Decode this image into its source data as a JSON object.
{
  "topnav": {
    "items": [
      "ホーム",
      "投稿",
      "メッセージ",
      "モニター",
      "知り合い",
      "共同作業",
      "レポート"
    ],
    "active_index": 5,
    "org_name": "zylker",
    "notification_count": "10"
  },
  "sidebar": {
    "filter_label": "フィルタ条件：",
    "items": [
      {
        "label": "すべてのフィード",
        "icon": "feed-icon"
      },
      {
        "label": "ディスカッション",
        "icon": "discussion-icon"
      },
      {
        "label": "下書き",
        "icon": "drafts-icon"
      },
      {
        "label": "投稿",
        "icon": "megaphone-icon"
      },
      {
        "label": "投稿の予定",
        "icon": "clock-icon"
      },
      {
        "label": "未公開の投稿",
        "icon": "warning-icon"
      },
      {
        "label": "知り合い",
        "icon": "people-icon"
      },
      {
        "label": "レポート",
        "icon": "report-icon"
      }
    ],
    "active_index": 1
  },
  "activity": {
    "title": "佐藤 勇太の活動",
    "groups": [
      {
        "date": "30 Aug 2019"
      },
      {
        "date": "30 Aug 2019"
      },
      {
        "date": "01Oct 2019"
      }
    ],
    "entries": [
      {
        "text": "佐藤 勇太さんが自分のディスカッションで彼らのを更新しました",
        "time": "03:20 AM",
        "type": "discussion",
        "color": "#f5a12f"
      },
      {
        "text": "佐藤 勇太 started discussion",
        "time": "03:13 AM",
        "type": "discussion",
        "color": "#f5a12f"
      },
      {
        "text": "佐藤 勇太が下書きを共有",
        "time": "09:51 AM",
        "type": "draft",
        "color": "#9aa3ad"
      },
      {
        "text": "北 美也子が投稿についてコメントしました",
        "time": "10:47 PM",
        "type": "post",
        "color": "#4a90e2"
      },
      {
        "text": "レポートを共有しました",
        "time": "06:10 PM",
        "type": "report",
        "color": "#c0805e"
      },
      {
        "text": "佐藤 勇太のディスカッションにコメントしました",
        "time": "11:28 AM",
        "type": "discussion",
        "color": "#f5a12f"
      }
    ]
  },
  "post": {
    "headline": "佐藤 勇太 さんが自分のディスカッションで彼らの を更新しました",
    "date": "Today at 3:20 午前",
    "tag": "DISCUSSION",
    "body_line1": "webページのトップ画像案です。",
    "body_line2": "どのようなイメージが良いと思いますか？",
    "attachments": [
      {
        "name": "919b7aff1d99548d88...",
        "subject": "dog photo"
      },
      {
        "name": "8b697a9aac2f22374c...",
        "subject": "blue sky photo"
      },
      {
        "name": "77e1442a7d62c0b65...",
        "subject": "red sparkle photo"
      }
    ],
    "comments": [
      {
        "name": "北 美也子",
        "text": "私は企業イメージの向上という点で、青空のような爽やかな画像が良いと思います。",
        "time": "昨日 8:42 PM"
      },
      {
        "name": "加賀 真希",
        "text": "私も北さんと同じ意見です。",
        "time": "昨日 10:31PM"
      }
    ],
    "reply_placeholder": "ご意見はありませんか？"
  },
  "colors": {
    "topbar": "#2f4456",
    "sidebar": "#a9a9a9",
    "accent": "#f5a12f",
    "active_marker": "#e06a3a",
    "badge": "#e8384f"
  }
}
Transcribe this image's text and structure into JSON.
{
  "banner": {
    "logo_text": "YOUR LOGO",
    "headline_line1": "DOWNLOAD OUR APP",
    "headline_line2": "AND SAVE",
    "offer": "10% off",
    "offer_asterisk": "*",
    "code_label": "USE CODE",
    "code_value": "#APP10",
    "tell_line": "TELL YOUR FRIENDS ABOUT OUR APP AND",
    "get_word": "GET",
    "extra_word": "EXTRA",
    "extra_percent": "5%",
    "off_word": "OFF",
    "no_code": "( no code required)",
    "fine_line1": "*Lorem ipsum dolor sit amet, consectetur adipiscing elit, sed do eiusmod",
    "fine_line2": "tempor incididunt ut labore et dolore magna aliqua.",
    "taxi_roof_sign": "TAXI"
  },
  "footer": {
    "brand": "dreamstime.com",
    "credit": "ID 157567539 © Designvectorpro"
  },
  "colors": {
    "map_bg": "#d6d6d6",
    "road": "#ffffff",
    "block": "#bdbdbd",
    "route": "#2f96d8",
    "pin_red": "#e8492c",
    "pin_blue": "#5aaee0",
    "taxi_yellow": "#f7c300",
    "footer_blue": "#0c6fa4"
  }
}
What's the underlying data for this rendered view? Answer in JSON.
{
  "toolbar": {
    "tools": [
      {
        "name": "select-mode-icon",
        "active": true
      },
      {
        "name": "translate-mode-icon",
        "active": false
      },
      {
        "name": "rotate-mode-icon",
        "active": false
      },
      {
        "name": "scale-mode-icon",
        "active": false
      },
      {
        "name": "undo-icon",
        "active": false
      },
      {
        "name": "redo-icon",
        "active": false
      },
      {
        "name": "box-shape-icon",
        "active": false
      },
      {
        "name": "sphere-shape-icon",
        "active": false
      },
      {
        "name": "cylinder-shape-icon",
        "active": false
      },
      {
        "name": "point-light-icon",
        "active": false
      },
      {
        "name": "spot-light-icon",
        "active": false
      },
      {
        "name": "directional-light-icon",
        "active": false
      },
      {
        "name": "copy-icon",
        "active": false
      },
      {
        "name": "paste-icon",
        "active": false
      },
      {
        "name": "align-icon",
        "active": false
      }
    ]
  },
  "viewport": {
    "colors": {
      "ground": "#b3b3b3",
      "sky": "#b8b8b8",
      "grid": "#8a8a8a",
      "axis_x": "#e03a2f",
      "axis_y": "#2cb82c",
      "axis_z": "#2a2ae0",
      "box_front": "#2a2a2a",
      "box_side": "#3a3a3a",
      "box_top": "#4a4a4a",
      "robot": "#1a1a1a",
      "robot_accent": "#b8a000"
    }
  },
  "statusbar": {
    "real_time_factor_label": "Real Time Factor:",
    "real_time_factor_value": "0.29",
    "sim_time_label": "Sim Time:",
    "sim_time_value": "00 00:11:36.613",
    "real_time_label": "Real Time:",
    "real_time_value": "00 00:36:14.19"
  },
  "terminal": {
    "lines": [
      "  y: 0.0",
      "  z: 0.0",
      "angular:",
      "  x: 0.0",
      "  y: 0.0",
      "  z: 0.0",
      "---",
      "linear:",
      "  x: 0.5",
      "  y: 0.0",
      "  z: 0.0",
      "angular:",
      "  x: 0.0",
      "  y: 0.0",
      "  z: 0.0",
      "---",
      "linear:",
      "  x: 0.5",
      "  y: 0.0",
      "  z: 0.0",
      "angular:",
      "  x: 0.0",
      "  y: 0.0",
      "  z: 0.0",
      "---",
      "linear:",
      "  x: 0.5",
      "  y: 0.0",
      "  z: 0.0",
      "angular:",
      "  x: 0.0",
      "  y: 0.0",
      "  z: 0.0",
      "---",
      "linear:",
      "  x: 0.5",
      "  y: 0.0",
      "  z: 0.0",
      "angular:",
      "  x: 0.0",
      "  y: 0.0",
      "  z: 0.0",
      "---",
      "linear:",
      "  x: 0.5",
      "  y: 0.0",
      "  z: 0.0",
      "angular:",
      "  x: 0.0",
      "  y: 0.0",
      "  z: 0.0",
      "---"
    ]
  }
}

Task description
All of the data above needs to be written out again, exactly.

Solved problem
Decode this image into its source data as a JSON object.
{
  "topnav": {
    "items": [
      "ホーム",
      "投稿",
      "メッセージ",
      "モニター",
      "知り合い",
      "共同作業",
      "レポート"
    ],
    "active_index": 5,
    "org_name": "zylker",
    "notification_count": "10"
  },
  "sidebar": {
    "filter_label": "フィルタ条件：",
    "items": [
      {
        "label": "すべてのフィード",
        "icon": "feed-icon"
      },
      {
        "label": "ディスカッション",
        "icon": "discussion-icon"
      },
      {
        "label": "下書き",
        "icon": "drafts-icon"
      },
      {
        "label": "投稿",
        "icon": "megaphone-icon"
      },
      {
        "label": "投稿の予定",
        "icon": "clock-icon"
      },
      {
        "label": "未公開の投稿",
        "icon": "warning-icon"
      },
      {
        "label": "知り合い",
        "icon": "people-icon"
      },
      {
        "label": "レポート",
        "icon": "report-icon"
      }
    ],
    "active_index": 1
  },
  "activity": {
    "title": "佐藤 勇太の活動",
    "groups": [
      {
        "date": "30 Aug 2019"
      },
      {
        "date": "30 Aug 2019"
      },
      {
        "date": "01Oct 2019"
      }
    ],
    "entries": [
      {
        "text": "佐藤 勇太さんが自分のディスカッションで彼らのを更新しました",
        "time": "03:20 AM",
        "type": "discussion",
        "color": "#f5a12f"
      },
      {
        "text": "佐藤 勇太 started discussion",
        "time": "03:13 AM",
        "type": "discussion",
        "color": "#f5a12f"
      },
      {
        "text": "佐藤 勇太が下書きを共有",
        "time": "09:51 AM",
        "type": "draft",
        "color": "#9aa3ad"
      },
      {
        "text": "北 美也子が投稿についてコメントしました",
        "time": "10:47 PM",
        "type": "post",
        "color": "#4a90e2"
      },
      {
        "text": "レポートを共有しました",
        "time": "06:10 PM",
        "type": "report",
        "color": "#c0805e"
      },
      {
        "text": "佐藤 勇太のディスカッションにコメントしました",
        "time": "11:28 AM",
        "type": "discussion",
        "color": "#f5a12f"
      }
    ]
  },
  "post": {
    "headline": "佐藤 勇太 さんが自分のディスカッションで彼らの を更新しました",
    "date": "Today at 3:20 午前",
    "tag": "DISCUSSION",
    "body_line1": "webページのトップ画像案です。",
    "body_line2": "どのようなイメージが良いと思いますか？",
    "attachments": [
      {
        "name": "919b7aff1d99548d88...",
        "subject": "dog photo"
      },
      {
        "name": "8b697a9aac2f22374c...",
        "subject": "blue sky photo"
      },
      {
        "name": "77e1442a7d62c0b65...",
        "subject": "red sparkle photo"
      }
    ],
    "comments": [
      {
        "name": "北 美也子",
        "text": "私は企業イメージの向上という点で、青空のような爽やかな画像が良いと思います。",
        "time": "昨日 8:42 PM"
      },
      {
        "name": "加賀 真希",
        "text": "私も北さんと同じ意見です。",
        "time": "昨日 10:31PM"
      }
    ],
    "reply_placeholder": "ご意見はありませんか？"
  },
  "colors": {
    "topbar": "#2f4456",
    "sidebar": "#a9a9a9",
    "accent": "#f5a12f",
    "active_marker": "#e06a3a",
    "badge": "#e8384f"
  }
}
Transcribe this image's text and structure into JSON.
{
  "banner": {
    "logo_text": "YOUR LOGO",
    "headline_line1": "DOWNLOAD OUR APP",
    "headline_line2": "AND SAVE",
    "offer": "10% off",
    "offer_asterisk": "*",
    "code_label": "USE CODE",
    "code_value": "#APP10",
    "tell_line": "TELL YOUR FRIENDS ABOUT OUR APP AND",
    "get_word": "GET",
    "extra_word": "EXTRA",
    "extra_percent": "5%",
    "off_word": "OFF",
    "no_code": "( no code required)",
    "fine_line1": "*Lorem ipsum dolor sit amet, consectetur adipiscing elit, sed do eiusmod",
    "fine_line2": "tempor incididunt ut labore et dolore magna aliqua.",
    "taxi_roof_sign": "TAXI"
  },
  "footer": {
    "brand": "dreamstime.com",
    "credit": "ID 157567539 © Designvectorpro"
  },
  "colors": {
    "map_bg": "#d6d6d6",
    "road": "#ffffff",
    "block": "#bdbdbd",
    "route": "#2f96d8",
    "pin_red": "#e8492c",
    "pin_blue": "#5aaee0",
    "taxi_yellow": "#f7c300",
    "footer_blue": "#0c6fa4"
  }
}
What's the underlying data for this rendered view? Answer in JSON.
{
  "toolbar": {
    "tools": [
      {
        "name": "select-mode-icon",
        "active": true
      },
      {
        "name": "translate-mode-icon",
        "active": false
      },
      {
        "name": "rotate-mode-icon",
        "active": false
      },
      {
        "name": "scale-mode-icon",
        "active": false
      },
      {
        "name": "undo-icon",
        "active": false
      },
      {
        "name": "redo-icon",
        "active": false
      },
      {
        "name": "box-shape-icon",
        "active": false
      },
      {
        "name": "sphere-shape-icon",
        "active": false
      },
      {
        "name": "cylinder-shape-icon",
        "active": false
      },
      {
        "name": "point-light-icon",
        "active": false
      },
      {
        "name": "spot-light-icon",
        "active": false
      },
      {
        "name": "directional-light-icon",
        "active": false
      },
      {
        "name": "copy-icon",
        "active": false
      },
      {
        "name": "paste-icon",
        "active": false
      },
      {
        "name": "align-icon",
        "active": false
      }
    ]
  },
  "viewport": {
    "colors": {
      "ground": "#b3b3b3",
      "sky": "#b8b8b8",
      "grid": "#8a8a8a",
      "axis_x": "#e03a2f",
      "axis_y": "#2cb82c",
      "axis_z": "#2a2ae0",
      "box_front": "#2a2a2a",
      "box_side": "#3a3a3a",
      "box_top": "#4a4a4a",
      "robot": "#1a1a1a",
      "robot_accent": "#b8a000"
    }
  },
  "statusbar": {
    "real_time_factor_label": "Real Time Factor:",
    "real_time_factor_value": "0.29",
    "sim_time_label": "Sim Time:",
    "sim_time_value": "00 00:11:36.613",
    "real_time_label": "Real Time:",
    "real_time_value": "00 00:36:14.19"
  },
  "terminal": {
    "lines": [
      "  y: 0.0",
      "  z: 0.0",
      "angular:",
      "  x: 0.0",
      "  y: 0.0",
      "  z: 0.0",
      "---",
      "linear:",
      "  x: 0.5",
      "  y: 0.0",
      "  z: 0.0",
      "angular:",
      "  x: 0.0",
      "  y: 0.0",
      "  z: 0.0",
      "---",
      "linear:",
      "  x: 0.5",
      "  y: 0.0",
      "  z: 0.0",
      "angular:",
      "  x: 0.0",
      "  y: 0.0",
      "  z: 0.0",
      "---",
      "linear:",
      "  x: 0.5",
      "  y: 0.0",
      "  z: 0.0",
      "angular:",
      "  x: 0.0",
      "  y: 0.0",
      "  z: 0.0",
      "---",
      "linear:",
      "  x: 0.5",
      "  y: 0.0",
      "  z: 0.0",
      "angular:",
      "  x: 0.0",
      "  y: 0.0",
      "  z: 0.0",
      "---",
      "linear:",
      "  x: 0.5",
      "  y: 0.0",
      "  z: 0.0",
      "angular:",
      "  x: 0.0",
      "  y: 0.0",
      "  z: 0.0",
      "---"
    ]
  }
}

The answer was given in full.